■ **ASSIGNED TASK**: What you give back should match the records word for word.

Interface dataset entries
_____

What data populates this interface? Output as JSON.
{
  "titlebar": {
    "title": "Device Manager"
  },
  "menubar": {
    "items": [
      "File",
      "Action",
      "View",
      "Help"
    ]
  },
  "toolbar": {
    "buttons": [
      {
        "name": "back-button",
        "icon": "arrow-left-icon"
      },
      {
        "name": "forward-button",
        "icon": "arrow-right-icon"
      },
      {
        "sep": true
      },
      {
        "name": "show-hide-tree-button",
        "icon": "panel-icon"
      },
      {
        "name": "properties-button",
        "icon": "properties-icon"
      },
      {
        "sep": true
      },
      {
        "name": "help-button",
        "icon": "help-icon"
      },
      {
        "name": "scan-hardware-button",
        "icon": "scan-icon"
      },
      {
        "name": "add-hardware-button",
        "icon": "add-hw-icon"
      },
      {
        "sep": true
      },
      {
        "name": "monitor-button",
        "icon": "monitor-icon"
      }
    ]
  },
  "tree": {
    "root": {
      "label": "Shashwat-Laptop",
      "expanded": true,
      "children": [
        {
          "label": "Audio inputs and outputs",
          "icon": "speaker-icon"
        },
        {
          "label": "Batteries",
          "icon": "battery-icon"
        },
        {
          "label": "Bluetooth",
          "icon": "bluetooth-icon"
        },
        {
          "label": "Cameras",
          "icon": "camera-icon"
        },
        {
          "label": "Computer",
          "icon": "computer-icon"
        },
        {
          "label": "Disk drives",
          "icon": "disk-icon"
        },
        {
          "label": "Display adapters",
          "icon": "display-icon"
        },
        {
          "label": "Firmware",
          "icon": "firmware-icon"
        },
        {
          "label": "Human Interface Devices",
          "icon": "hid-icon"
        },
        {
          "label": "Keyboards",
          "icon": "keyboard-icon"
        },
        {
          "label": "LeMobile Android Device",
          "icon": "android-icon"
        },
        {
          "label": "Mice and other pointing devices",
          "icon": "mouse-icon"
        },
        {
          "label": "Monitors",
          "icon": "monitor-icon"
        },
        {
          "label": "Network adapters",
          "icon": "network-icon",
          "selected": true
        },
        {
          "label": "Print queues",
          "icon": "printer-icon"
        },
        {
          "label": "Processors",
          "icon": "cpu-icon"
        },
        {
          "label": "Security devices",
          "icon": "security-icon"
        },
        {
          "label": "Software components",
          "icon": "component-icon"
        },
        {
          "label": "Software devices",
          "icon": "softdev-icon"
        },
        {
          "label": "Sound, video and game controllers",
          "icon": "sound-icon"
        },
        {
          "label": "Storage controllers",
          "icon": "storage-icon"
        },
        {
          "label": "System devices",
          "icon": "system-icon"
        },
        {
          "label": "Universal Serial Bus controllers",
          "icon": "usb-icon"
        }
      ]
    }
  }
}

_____

■ **RESPONSE TO THIS EXERCISE**:
What data populates this interface? Output as JSON.
{
  "titlebar": {
    "title": "Device Manager"
  },
  "menubar": {
    "items": [
      "File",
      "Action",
      "View",
      "Help"
    ]
  },
  "toolbar": {
    "buttons": [
      {
        "name": "back-button",
        "icon": "arrow-left-icon"
      },
      {
        "name": "forward-button",
        "icon": "arrow-right-icon"
      },
      {
        "sep": true
      },
      {
        "name": "show-hide-tree-button",
        "icon": "panel-icon"
      },
      {
        "name": "properties-button",
        "icon": "properties-icon"
      },
      {
        "sep": true
      },
      {
        "name": "help-button",
        "icon": "help-icon"
      },
      {
        "name": "scan-hardware-button",
        "icon": "scan-icon"
      },
      {
        "name": "add-hardware-button",
        "icon": "add-hw-icon"
      },
      {
        "sep": true
      },
      {
        "name": "monitor-button",
        "icon": "monitor-icon"
      }
    ]
  },
  "tree": {
    "root": {
      "label": "Shashwat-Laptop",
      "expanded": true,
      "children": [
        {
          "label": "Audio inputs and outputs",
          "icon": "speaker-icon"
        },
        {
          "label": "Batteries",
          "icon": "battery-icon"
        },
        {
          "label": "Bluetooth",
          "icon": "bluetooth-icon"
        },
        {
          "label": "Cameras",
          "icon": "camera-icon"
        },
        {
          "label": "Computer",
          "icon": "computer-icon"
        },
        {
          "label": "Disk drives",
          "icon": "disk-icon"
        },
        {
          "label": "Display adapters",
          "icon": "display-icon"
        },
        {
          "label": "Firmware",
          "icon": "firmware-icon"
        },
        {
          "label": "Human Interface Devices",
          "icon": "hid-icon"
        },
        {
          "label": "Keyboards",
          "icon": "keyboard-icon"
        },
        {
          "label": "LeMobile Android Device",
          "icon": "android-icon"
        },
        {
          "label": "Mice and other pointing devices",
          "icon": "mouse-icon"
        },
        {
          "label": "Monitors",
          "icon": "monitor-icon"
        },
        {
          "label": "Network adapters",
          "icon": "network-icon",
          "selected": true
        },
        {
          "label": "Print queues",
          "icon": "printer-icon"
        },
        {
          "label": "Processors",
          "icon": "cpu-icon"
        },
        {
          "label": "Security devices",
          "icon": "security-icon"
        },
        {
          "label": "Software components",
          "icon": "component-icon"
        },
        {
          "label": "Software devices",
          "icon": "softdev-icon"
        },
        {
          "label": "Sound, video and game controllers",
          "icon": "sound-icon"
        },
        {
          "label": "Storage controllers",
          "icon": "storage-icon"
        },
        {
          "label": "System devices",
          "icon": "system-icon"
        },
        {
          "label": "Universal Serial Bus controllers",
          "icon": "usb-icon"
        }
      ]
    }
  }
}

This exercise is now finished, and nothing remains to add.